Speed kills; pure and simple.
It isn’t necessary, especially on a small island.
Today the family of Miss Teen Cayman 2004-05 Ilianan De La Cruz faces grief, disbelief and the painful task of making final arrangements for the 18-year-old.
She died immediately in the car crash that sent four others to hospital – one in critical condition in Miami – early Saturday morning.
We learned yesterday that a second person has died. He was in the bed of a truck that was struck in the crash.
Both the driver of the car in which Ms De La Cruz was a passenger and the driver of the truck were practicing bad habits.
More than just speed was involved in this tragic accident; people transported in the backs of trucks are also a bad driving habit.

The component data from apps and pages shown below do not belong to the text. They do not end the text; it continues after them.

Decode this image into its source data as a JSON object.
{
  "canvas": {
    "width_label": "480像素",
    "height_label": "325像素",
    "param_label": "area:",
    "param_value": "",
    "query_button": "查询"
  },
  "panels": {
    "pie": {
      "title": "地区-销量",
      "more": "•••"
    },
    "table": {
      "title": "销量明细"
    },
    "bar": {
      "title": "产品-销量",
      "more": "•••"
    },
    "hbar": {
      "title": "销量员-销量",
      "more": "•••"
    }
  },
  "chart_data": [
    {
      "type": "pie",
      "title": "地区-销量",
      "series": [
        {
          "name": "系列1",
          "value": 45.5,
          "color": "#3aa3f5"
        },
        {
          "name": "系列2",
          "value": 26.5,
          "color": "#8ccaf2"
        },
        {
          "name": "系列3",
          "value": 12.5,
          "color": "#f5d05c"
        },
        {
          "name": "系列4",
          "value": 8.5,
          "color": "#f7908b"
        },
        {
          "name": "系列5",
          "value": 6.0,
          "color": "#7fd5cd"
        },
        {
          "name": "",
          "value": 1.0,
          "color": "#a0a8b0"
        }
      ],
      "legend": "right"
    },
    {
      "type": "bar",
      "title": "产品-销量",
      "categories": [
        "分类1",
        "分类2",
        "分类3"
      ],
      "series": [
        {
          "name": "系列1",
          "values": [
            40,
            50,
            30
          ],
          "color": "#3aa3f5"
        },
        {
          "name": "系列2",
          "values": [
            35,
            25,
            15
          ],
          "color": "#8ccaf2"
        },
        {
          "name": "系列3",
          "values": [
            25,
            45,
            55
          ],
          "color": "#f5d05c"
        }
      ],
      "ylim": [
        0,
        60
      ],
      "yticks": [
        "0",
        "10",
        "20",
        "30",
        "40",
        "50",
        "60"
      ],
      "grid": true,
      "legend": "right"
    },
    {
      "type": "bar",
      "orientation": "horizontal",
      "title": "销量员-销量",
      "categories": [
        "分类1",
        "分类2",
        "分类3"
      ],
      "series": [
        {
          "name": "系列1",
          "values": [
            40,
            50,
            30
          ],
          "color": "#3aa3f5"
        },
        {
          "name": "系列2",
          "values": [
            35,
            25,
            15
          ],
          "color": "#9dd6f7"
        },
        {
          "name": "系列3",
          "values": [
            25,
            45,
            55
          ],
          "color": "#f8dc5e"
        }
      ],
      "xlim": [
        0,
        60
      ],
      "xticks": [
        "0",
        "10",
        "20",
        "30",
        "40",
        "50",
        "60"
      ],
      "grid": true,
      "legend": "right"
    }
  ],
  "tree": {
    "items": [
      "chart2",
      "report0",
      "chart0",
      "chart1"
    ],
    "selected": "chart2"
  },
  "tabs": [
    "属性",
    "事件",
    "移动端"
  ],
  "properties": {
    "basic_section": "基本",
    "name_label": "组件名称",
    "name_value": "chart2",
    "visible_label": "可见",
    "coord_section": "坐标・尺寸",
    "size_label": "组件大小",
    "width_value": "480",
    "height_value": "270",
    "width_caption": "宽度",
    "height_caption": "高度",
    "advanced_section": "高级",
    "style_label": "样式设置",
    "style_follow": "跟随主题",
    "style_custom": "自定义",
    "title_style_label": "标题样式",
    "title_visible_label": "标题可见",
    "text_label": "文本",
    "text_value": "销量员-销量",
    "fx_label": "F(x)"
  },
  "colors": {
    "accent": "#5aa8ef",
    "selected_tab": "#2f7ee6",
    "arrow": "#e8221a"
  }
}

Driving habits in the Cayman Islands are absolutely atrocious.
Police have cracked down with roadblocks and speed traps, but apparently that wasn’t enough to save the promising life of Ms De La Cruz or Angelo Luciano. She was 18. He was only 22.
The driver of the car in which Ms De La Cruz was a passenger is only 20. His life is hanging in the balance in a Miami hospital where he is in critical condition.

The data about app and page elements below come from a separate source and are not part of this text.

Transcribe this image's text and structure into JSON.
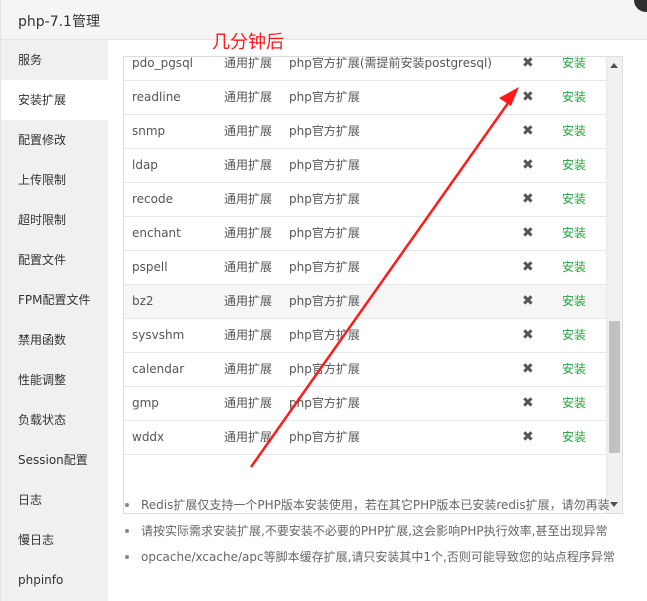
{
  "window": {
    "title": "php-7.1管理"
  },
  "sidebar": {
    "items": [
      {
        "label": "服务"
      },
      {
        "label": "安装扩展"
      },
      {
        "label": "配置修改"
      },
      {
        "label": "上传限制"
      },
      {
        "label": "超时限制"
      },
      {
        "label": "配置文件"
      },
      {
        "label": "FPM配置文件"
      },
      {
        "label": "禁用函数"
      },
      {
        "label": "性能调整"
      },
      {
        "label": "负载状态"
      },
      {
        "label": "Session配置"
      },
      {
        "label": "日志"
      },
      {
        "label": "慢日志"
      },
      {
        "label": "phpinfo"
      }
    ],
    "active_index": 1
  },
  "extensions": {
    "rows": [
      {
        "name": "pdo_pgsql",
        "type": "通用扩展",
        "desc": "php官方扩展(需提前安装postgresql)",
        "status": "✖",
        "action": "安装"
      },
      {
        "name": "readline",
        "type": "通用扩展",
        "desc": "php官方扩展",
        "status": "✖",
        "action": "安装"
      },
      {
        "name": "snmp",
        "type": "通用扩展",
        "desc": "php官方扩展",
        "status": "✖",
        "action": "安装"
      },
      {
        "name": "ldap",
        "type": "通用扩展",
        "desc": "php官方扩展",
        "status": "✖",
        "action": "安装"
      },
      {
        "name": "recode",
        "type": "通用扩展",
        "desc": "php官方扩展",
        "status": "✖",
        "action": "安装"
      },
      {
        "name": "enchant",
        "type": "通用扩展",
        "desc": "php官方扩展",
        "status": "✖",
        "action": "安装"
      },
      {
        "name": "pspell",
        "type": "通用扩展",
        "desc": "php官方扩展",
        "status": "✖",
        "action": "安装"
      },
      {
        "name": "bz2",
        "type": "通用扩展",
        "desc": "php官方扩展",
        "status": "✖",
        "action": "安装"
      },
      {
        "name": "sysvshm",
        "type": "通用扩展",
        "desc": "php官方扩展",
        "status": "✖",
        "action": "安装"
      },
      {
        "name": "calendar",
        "type": "通用扩展",
        "desc": "php官方扩展",
        "status": "✖",
        "action": "安装"
      },
      {
        "name": "gmp",
        "type": "通用扩展",
        "desc": "php官方扩展",
        "status": "✖",
        "action": "安装"
      },
      {
        "name": "wddx",
        "type": "通用扩展",
        "desc": "php官方扩展",
        "status": "✖",
        "action": "安装"
      }
    ],
    "highlighted_index": 7
  },
  "notes": [
    "Redis扩展仅支持一个PHP版本安装使用，若在其它PHP版本已安装redis扩展，请勿再装",
    "请按实际需求安装扩展,不要安装不必要的PHP扩展,这会影响PHP执行效率,甚至出现异常",
    "opcache/xcache/apc等脚本缓存扩展,请只安装其中1个,否则可能导致您的站点程序异常"
  ],
  "annotation": {
    "text": "几分钟后",
    "color": "#ff1a1a"
  },
  "colors": {
    "action_green": "#20a53a",
    "sidebar_bg": "#f0f0f0"
  },
  "icons": {
    "status": "cross-icon",
    "close": "close-icon"
  }
}
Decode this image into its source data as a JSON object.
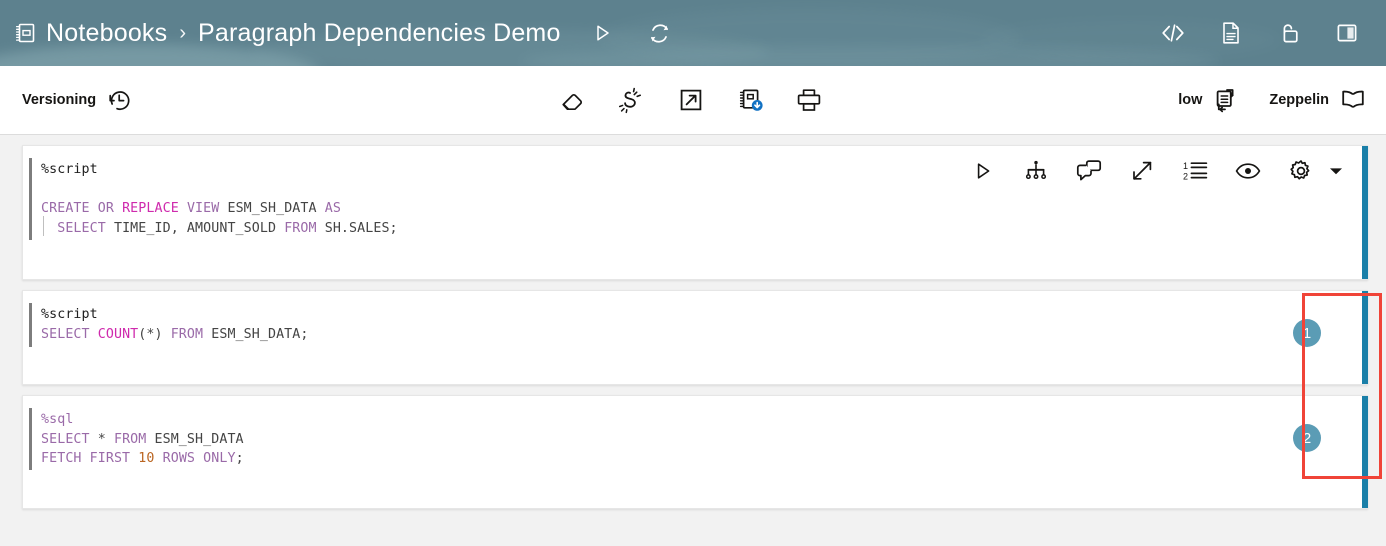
{
  "header": {
    "notebook_icon": "notebook-icon",
    "breadcrumb": {
      "root": "Notebooks",
      "separator": "›",
      "current": "Paragraph Dependencies Demo"
    },
    "actions": [
      {
        "name": "run-all-button",
        "icon": "play-triangle-icon",
        "label": ""
      },
      {
        "name": "refresh-button",
        "icon": "refresh-icon",
        "label": ""
      }
    ],
    "right_actions": [
      {
        "name": "code-view-button",
        "icon": "code-brackets-icon"
      },
      {
        "name": "document-button",
        "icon": "document-icon"
      },
      {
        "name": "unlock-button",
        "icon": "unlock-padlock-icon"
      },
      {
        "name": "layout-split-button",
        "icon": "split-panel-icon"
      }
    ],
    "background_color": "#5d818e",
    "text_color": "#ffffff"
  },
  "toolbar": {
    "versioning_label": "Versioning",
    "versioning_icon": "clock-history-icon",
    "center_actions": [
      {
        "name": "clear-results-button",
        "icon": "eraser-icon"
      },
      {
        "name": "clear-all-output-button",
        "icon": "clear-sparkle-icon"
      },
      {
        "name": "export-button",
        "icon": "external-link-icon"
      },
      {
        "name": "download-notebook-button",
        "icon": "notebook-download-icon"
      },
      {
        "name": "print-button",
        "icon": "printer-icon"
      }
    ],
    "priority_label": "low",
    "priority_icon": "job-flow-icon",
    "interpreter_label": "Zeppelin",
    "interpreter_icon": "open-book-icon"
  },
  "paragraph_toolbar": [
    {
      "name": "run-paragraph-button",
      "icon": "play-triangle-icon"
    },
    {
      "name": "dependencies-button",
      "icon": "dependency-tree-icon"
    },
    {
      "name": "comment-button",
      "icon": "comment-bubbles-icon"
    },
    {
      "name": "expand-button",
      "icon": "expand-diagonal-icon"
    },
    {
      "name": "line-numbers-button",
      "icon": "line-numbers-icon"
    },
    {
      "name": "visibility-button",
      "icon": "eye-icon"
    },
    {
      "name": "settings-button",
      "icon": "gear-icon"
    },
    {
      "name": "more-menu-button",
      "icon": "chevron-down-icon"
    }
  ],
  "paragraphs": [
    {
      "id": "paragraph-1",
      "badge": null,
      "interpreter": "%script",
      "interpreter_style": "plain",
      "lines": [
        [
          {
            "t": "%script",
            "c": "mag"
          }
        ],
        [],
        [
          {
            "t": "CREATE",
            "c": "kw"
          },
          {
            "t": " ",
            "c": ""
          },
          {
            "t": "OR",
            "c": "kw"
          },
          {
            "t": " ",
            "c": ""
          },
          {
            "t": "REPLACE",
            "c": "kwb"
          },
          {
            "t": " ",
            "c": ""
          },
          {
            "t": "VIEW",
            "c": "kw"
          },
          {
            "t": " ESM_SH_DATA ",
            "c": ""
          },
          {
            "t": "AS",
            "c": "kw"
          }
        ],
        [
          {
            "t": "  ",
            "c": ""
          },
          {
            "t": "SELECT",
            "c": "kw"
          },
          {
            "t": " TIME_ID, AMOUNT_SOLD ",
            "c": ""
          },
          {
            "t": "FROM",
            "c": "kw"
          },
          {
            "t": " SH.SALES;",
            "c": ""
          }
        ]
      ]
    },
    {
      "id": "paragraph-2",
      "badge": "1",
      "interpreter": "%script",
      "interpreter_style": "plain",
      "lines": [
        [
          {
            "t": "%script",
            "c": "mag"
          }
        ],
        [
          {
            "t": "SELECT",
            "c": "kw"
          },
          {
            "t": " ",
            "c": ""
          },
          {
            "t": "COUNT",
            "c": "kwb"
          },
          {
            "t": "(*) ",
            "c": ""
          },
          {
            "t": "FROM",
            "c": "kw"
          },
          {
            "t": " ESM_SH_DATA;",
            "c": ""
          }
        ]
      ]
    },
    {
      "id": "paragraph-3",
      "badge": "2",
      "interpreter": "%sql",
      "interpreter_style": "keyword",
      "lines": [
        [
          {
            "t": "%sql",
            "c": "magp"
          }
        ],
        [
          {
            "t": "SELECT",
            "c": "kw"
          },
          {
            "t": " * ",
            "c": ""
          },
          {
            "t": "FROM",
            "c": "kw"
          },
          {
            "t": " ESM_SH_DATA",
            "c": ""
          }
        ],
        [
          {
            "t": "FETCH",
            "c": "kw"
          },
          {
            "t": " ",
            "c": ""
          },
          {
            "t": "FIRST",
            "c": "kw"
          },
          {
            "t": " ",
            "c": ""
          },
          {
            "t": "10",
            "c": "num"
          },
          {
            "t": " ",
            "c": ""
          },
          {
            "t": "ROWS",
            "c": "kw"
          },
          {
            "t": " ",
            "c": ""
          },
          {
            "t": "ONLY",
            "c": "kw"
          },
          {
            "t": ";",
            "c": ""
          }
        ]
      ]
    }
  ],
  "annotation": {
    "name": "highlight-rectangle",
    "color": "#f04438",
    "covers": [
      "paragraph-2",
      "paragraph-3"
    ]
  },
  "colors": {
    "header_bg": "#5d818e",
    "accent_bar": "#1a7fa8",
    "badge_bg": "#5b9cb5",
    "annotation": "#f04438",
    "keyword": "#9a6aa8",
    "keyword_bold": "#cf2aad",
    "number": "#bb6622",
    "code_text": "#444444"
  }
}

Needless accidents like the one that happened Saturday cause nothing more than pain and gut-wrenching agony for the people who knew those involved and their families.
The numbers of young people dying on Cayman’s roadways are sickening.
But it seems no matter how many roadblocks and speed traps are put in place or news stories and editorials written on the subject, young people continue to speed – and continue to die.
They’re killing each other and innocent people with bad driving habits.
But there are plenty of older people on the roads who are also practicing bad driving habits.
There is a long list of common mistakes people will make on the road, sometimes blissfully unaware they are doing anything wrong.
Drivers tailgate unaware of the stopping distance. People pull in front of others, not considering that a collision has been avoided only by another driver slamming on to the brakes.
One of the deadliest – as evidenced Saturday – acts of bad driving comes when a driver stops in the middle of the road to let a vehicle out or allow someone to cross the road. Sometimes this is done when traffic is flowing at a swift pace.
Foreign internationals are bringing their bad habits to this country and, many times – out of frustration – these bad habits are being emulated.
If you see bad driving, take down the licence number and call the police immediately. Their phone number is 949-4222.
But don’t make that call while you’re driving. That’s another bad driving habit; talking on cell phones while behind the wheel of a moving vehicle. Pull completely off the road and stop to make the call.
Driving in the Cayman Islands shouldn’t be a game of Russian roulette. Our drivers should be courteous and our roads safe.